As did Joh, Song shot a seven-over 153 to advance to the final 64. Once there, the 18-year-old, born in the U.S., but raised in Seoul, methodically worked through the bracket. "I just want to be patient, not too aggressive," said Song, a year removed from being low amateur at the U.S. Women's Open (she tees it up again this week at Interlachen CC). "Fairways and greens are good.
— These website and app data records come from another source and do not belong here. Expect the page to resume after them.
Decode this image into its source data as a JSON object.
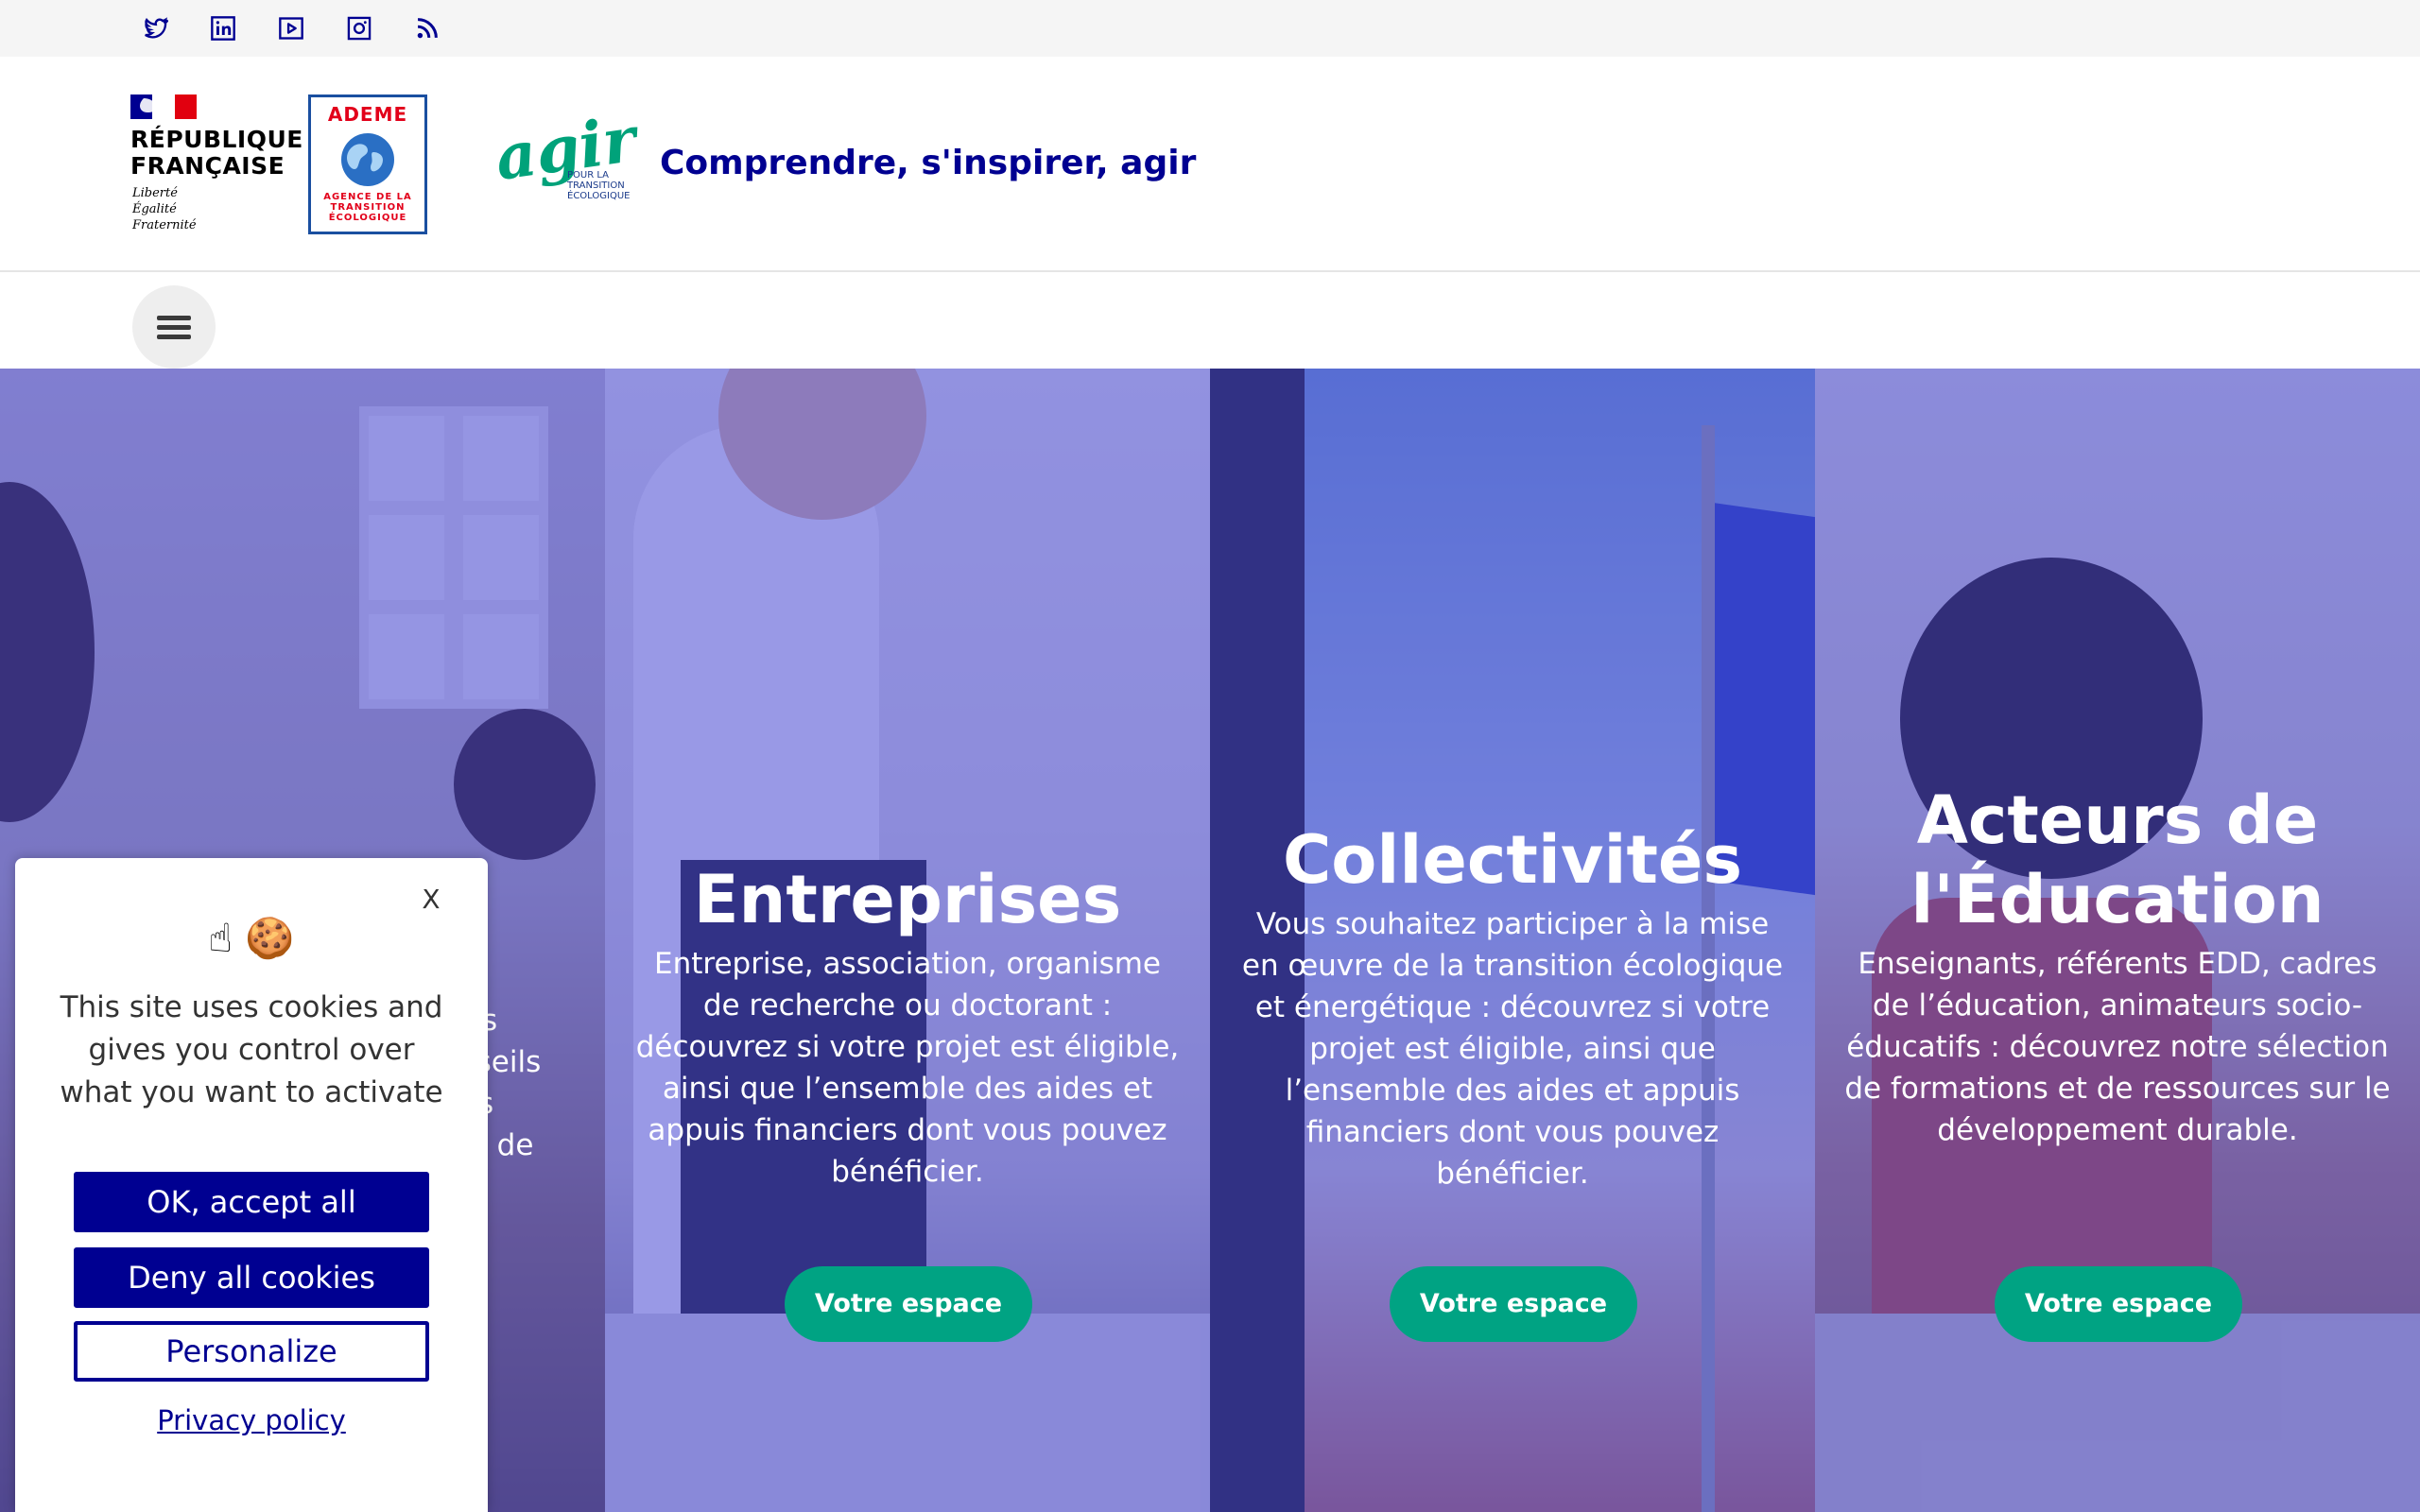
{
  "social": {
    "items": [
      {
        "name": "twitter",
        "icon": "twitter-icon"
      },
      {
        "name": "linkedin",
        "icon": "linkedin-icon"
      },
      {
        "name": "youtube",
        "icon": "youtube-icon"
      },
      {
        "name": "instagram",
        "icon": "instagram-icon"
      },
      {
        "name": "rss",
        "icon": "rss-icon"
      }
    ],
    "color": "#000091"
  },
  "header": {
    "rf_title_line1": "RÉPUBLIQUE",
    "rf_title_line2": "FRANÇAISE",
    "rf_motto_1": "Liberté",
    "rf_motto_2": "Égalité",
    "rf_motto_3": "Fraternité",
    "ademe_title": "ADEME",
    "ademe_sub_1": "AGENCE DE LA",
    "ademe_sub_2": "TRANSITION",
    "ademe_sub_3": "ÉCOLOGIQUE",
    "agir_word": "agir",
    "agir_sub_1": "POUR LA",
    "agir_sub_2": "TRANSITION",
    "agir_sub_3": "ÉCOLOGIQUE",
    "tagline": "Comprendre, s'inspirer, agir"
  },
  "nav": {
    "menu_icon": "hamburger-menu-icon"
  },
  "panels": [
    {
      "title": "",
      "description_partial": [
        "s",
        "nseils",
        "s",
        "nt de"
      ]
    },
    {
      "title": "Entreprises",
      "description": "Entreprise, association, organisme de recherche ou doctorant : découvrez si votre projet est éligible, ainsi que l’ensemble des aides et appuis financiers dont vous pouvez bénéficier.",
      "cta": "Votre espace"
    },
    {
      "title": "Collectivités",
      "description": "Vous souhaitez participer à la mise en œuvre de la transition écologique et énergétique : découvrez si votre projet est éligible, ainsi que l’ensemble des aides et appuis financiers dont vous pouvez bénéficier.",
      "cta": "Votre espace"
    },
    {
      "title": "Acteurs de l'Éducation",
      "description": "Enseignants, référents EDD, cadres de l’éducation, animateurs socio-éducatifs : découvrez notre sélection de formations et de ressources sur le développement durable.",
      "cta": "Votre espace"
    }
  ],
  "cookie": {
    "close": "X",
    "icons": "☝ 🍪",
    "text": "This site uses cookies and gives you control over what you want to activate",
    "accept": "OK, accept all",
    "deny": "Deny all cookies",
    "personalize": "Personalize",
    "privacy": "Privacy policy"
  },
  "colors": {
    "brand_blue": "#000091",
    "green_cta": "#00a383",
    "overlay": "#4646d2"
  }
}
Two-putt for pars, and I'm happy."

Song's 2-up semifinal victory over incoming UCLA freshman Stephanie Kono set up her showdown with Joh, who knocked off another future Bruin, 2009 recruit Tiffany Lua, 4 and 3, in their semifinal, birdieing six of her first seven holes, three from more than 30 feet. (Joh beat teammate Sydnee Michaels in the second round as six current or future UCLA golfers made it to match play.)

Asked about facing a soon-to-be college rival, Joh was typically sarcastic. "I am pretty much used to losing to Trojans these days," she joked, alluding to USC's wins over UCLA at the Pac-10 and NCAA championships.
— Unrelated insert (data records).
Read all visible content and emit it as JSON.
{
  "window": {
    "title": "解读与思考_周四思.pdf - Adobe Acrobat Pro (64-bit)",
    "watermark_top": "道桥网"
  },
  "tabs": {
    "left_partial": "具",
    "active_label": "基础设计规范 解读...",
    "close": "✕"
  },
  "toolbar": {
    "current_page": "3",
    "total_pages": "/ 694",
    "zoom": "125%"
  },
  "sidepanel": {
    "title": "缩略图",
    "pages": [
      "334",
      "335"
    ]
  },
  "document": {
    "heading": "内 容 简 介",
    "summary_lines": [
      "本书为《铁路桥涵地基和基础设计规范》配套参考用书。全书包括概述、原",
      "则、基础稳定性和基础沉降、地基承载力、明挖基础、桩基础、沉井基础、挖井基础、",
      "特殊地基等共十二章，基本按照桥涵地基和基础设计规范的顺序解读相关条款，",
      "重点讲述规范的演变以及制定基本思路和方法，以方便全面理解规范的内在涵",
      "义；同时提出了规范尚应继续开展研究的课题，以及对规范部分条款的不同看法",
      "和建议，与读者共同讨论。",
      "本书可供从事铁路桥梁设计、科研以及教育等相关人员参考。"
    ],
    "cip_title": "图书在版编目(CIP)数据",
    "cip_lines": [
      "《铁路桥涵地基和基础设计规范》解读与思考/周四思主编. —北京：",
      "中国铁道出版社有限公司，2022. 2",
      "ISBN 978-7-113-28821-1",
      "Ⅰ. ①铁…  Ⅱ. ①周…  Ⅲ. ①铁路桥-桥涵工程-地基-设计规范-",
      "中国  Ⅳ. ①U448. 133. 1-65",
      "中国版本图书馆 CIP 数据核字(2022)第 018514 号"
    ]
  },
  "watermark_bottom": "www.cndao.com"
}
Song took the first hole with a par but never stretched her lead beyond the 2-up advantage she held after the morning 18. Despite Joh's censorious assessment of her skills, she showed no outward signs of nervousness; during lunch, she blew bubbles through the straw in her soda while gabbing with her mother, passing on any extra putting practice.

Twice in the afternoon, Joh cut the lead to one hole only to see Song return it to two. After both players birdied the par-4 29th, the momentum finally swung. A bogey 5 from Song cost her the 30th hole, and then Joh holed birdie putts of eight and 10 feet on the 32nd and 33rd to grab the lead. After Song hit her tee ball to 12 feet on the par-3 34th, she missed the birdie try and a three-footer for par to go 2 down. When Song couldn't convert a 20-footer for birdie on the 35th hole, Joh had her title.

If levity is Joh's coping mechanism, she has turned it into an art form, literally. On the media profile sheet, Joh creatively wrote:

"Haikus are easy/but sometimes they don't make sense/refrigerator."

Does Joh's pessimistic outlook inhibit her competitiveness? Some wonder how good Joh could be if she thought she was any good. Arguably, though, they are missing the point. No matter how low her expectations, Joh never stops trying to win. And isn't that the true sign of a champion?